__Data provided__.
——————————

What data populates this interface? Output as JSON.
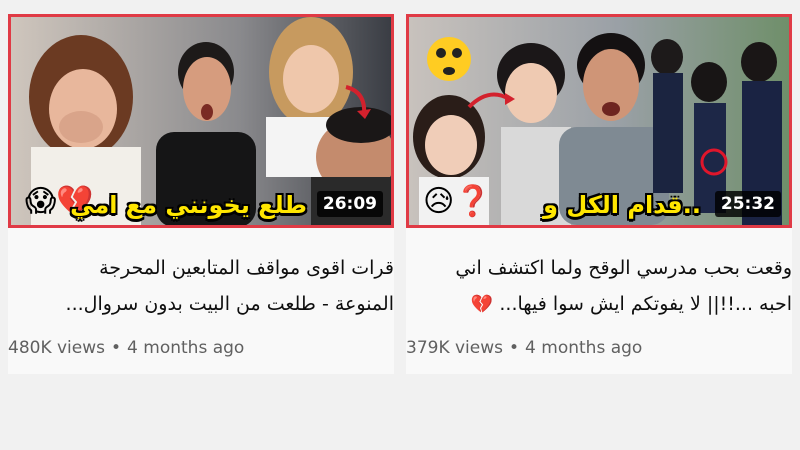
{
  "videos": [
    {
      "duration": "26:09",
      "thumbnail_text": "طلع يخونني مع امي",
      "thumbnail_emojis": "😱💔",
      "title_line1": "قرات اقوى مواقف المتابعين المحرجة",
      "title_line2": "المنوعة - طلعت من البيت بدون سروال...",
      "views": "480K views",
      "age": "4 months ago"
    },
    {
      "duration": "25:32",
      "thumbnail_text": "..قدام الكل و",
      "thumbnail_emojis": "😥❓",
      "title_line1": "وقعت بحب مدرسي الوقح ولما اكتشف اني",
      "title_line2": "احبه ...!!|| لا يفوتكم ايش سوا فيها...",
      "title_emoji": "💔",
      "views": "379K views",
      "age": "4 months ago"
    }
  ],
  "separator": "•",
  "colors": {
    "thumb_border": "#e03a45",
    "overlay_text": "#ffe600",
    "background": "#f1f1f1"
  }
}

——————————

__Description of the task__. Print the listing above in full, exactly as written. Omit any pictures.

__Result of the exercise__.
What data populates this interface? Output as JSON.
{
  "videos": [
    {
      "duration": "26:09",
      "thumbnail_text": "طلع يخونني مع امي",
      "thumbnail_emojis": "😱💔",
      "title_line1": "قرات اقوى مواقف المتابعين المحرجة",
      "title_line2": "المنوعة - طلعت من البيت بدون سروال...",
      "views": "480K views",
      "age": "4 months ago"
    },
    {
      "duration": "25:32",
      "thumbnail_text": "..قدام الكل و",
      "thumbnail_emojis": "😥❓",
      "title_line1": "وقعت بحب مدرسي الوقح ولما اكتشف اني",
      "title_line2": "احبه ...!!|| لا يفوتكم ايش سوا فيها...",
      "title_emoji": "💔",
      "views": "379K views",
      "age": "4 months ago"
    }
  ],
  "separator": "•",
  "colors": {
    "thumb_border": "#e03a45",
    "overlay_text": "#ffe600",
    "background": "#f1f1f1"
  }
}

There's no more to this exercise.